The technique we used to hang the door allows it to hang freely on the wall without any screws showing through or damaging the front of the door. This technique is similar to one used frequently when hanging a heavy work of art on a wall.
- Old door
- Paint and/or stain if necessary
- Two 1 x 4 boards cut to the length of your door
- Table saw (used to cut a 45 degree angle)
- Deck screws
- Trim screws
- Stud finder
- Tape measure
- Select an interesting door. I used a door that was left in the basement of my home when I purchased it. I am guessing it used to be the door that went from the sun porch into the home. I love the idea that I created a headboard for my king sized bed, essentially for free, and with an architectural piece that belonged to my home! If you don’t already have an old door, they can be found in salvage shops and flea markets around the country for a reasonable price.

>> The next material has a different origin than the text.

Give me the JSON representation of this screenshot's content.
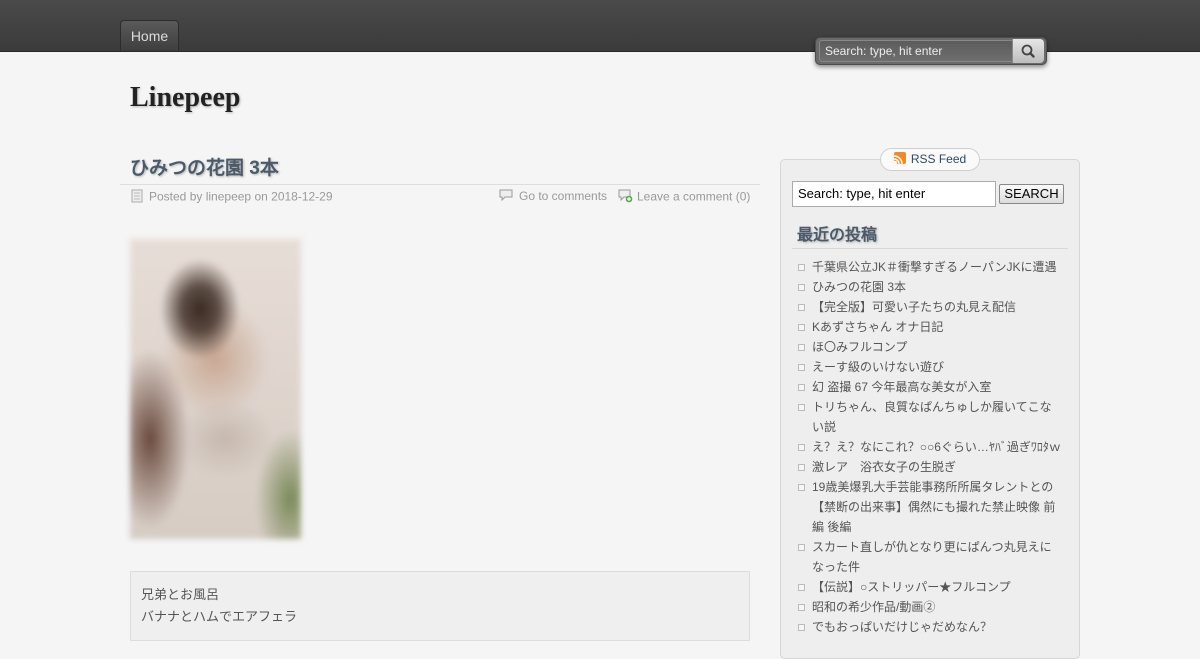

- Decide if you want to refinish or paint the door. I scrubbed mine with soap and water because it needed to be cleaned after years of being stored in the basement. After the door was completely dry, I used Minwax “Dark Walnut” colored stain to give the door a fresh coat of stain. I just followed the directions on the back of the can. I would suggest being in a well-ventilated area and wearing gloves.
- Next, take measurements of where you want the door to be located on the wall. I wanted the mattress to cover up about an inch at the bottom edge of the door, so I measured the height of the bedframe and mattress and then spaced the door accordingly.
Cut one 1 X 4 length-wise on a 45 degree angle. This piece will then be anchored into the studs of the wall. Have the “short” side of the angle attached to the wall.
Attach the other 1 X 4 to the headboard. Place the flat side at the top of the door and the angle at the bottom. These two 45 degree angle boards will fit into each other on the wall creating a secure hold.
- The other 1 x 4 is then secured to the wall as a spacer to hold the headboard plumb or level. Once the headboard is in place, a small trim screw can be used on the 1×4 to further secure it in place.
- Tada! Now you have your own salvaged door headboard!
Keep up with Lindsay’s adventures with her husband, pups and home when you read her blog, The Milkweed Pods.
If one of your new year resolutions is adding more plants to your home, you’re not alone. Whether seen in the form of succulents, air plants, terrariums or fiddle leaf figs, plants are a stylish — and healthy — home design trend that’s here to stay. Why are they so healthy? According to a NASA study, houseplants can remove up to 87 percent of indoor air pollutants within 24 hours if they have a high transpiration capability. And even a small addition of a plant or two will help with indoor air quality. Besides the health benefits, plants also provide a calming presence in a home as well as a lovely focal point.
We worked with Crimson Horticultural Rarities to show you just how easy it is to add a terrarium to your home. It’s the perfect way to introduce a grouping of pretty houseplants to your living room or foyer. Check out our tips below for getting the look.
To start, select a variety of houseplants that you find visually interesting that have similar water and sunlight needs.
Add an even layer of activated charcoal to the tray inside your terrarium. Activated charcoal helps to filter the air in a closed terrarium such as the Wooden Conservatory Terrarium we used.
Remove the plants from their plastic containers and spread out the roots with your hand. You can also remove any extra soil from the bottom of the pot if you like. Then, carefully place each plant into the terrarium. Cluster your plants together, but don’t overcrowd them.
Add moss around the base of each plant. This will help to preserve moisture and also creates a finished look.
To finish the look, add fun touches such as giant lotus pods, pine cones, rocks, or crystals to your arrangment. Display it in an area of your home that matches the sunlight requirements of your plants, and don’t forget to water them regularly.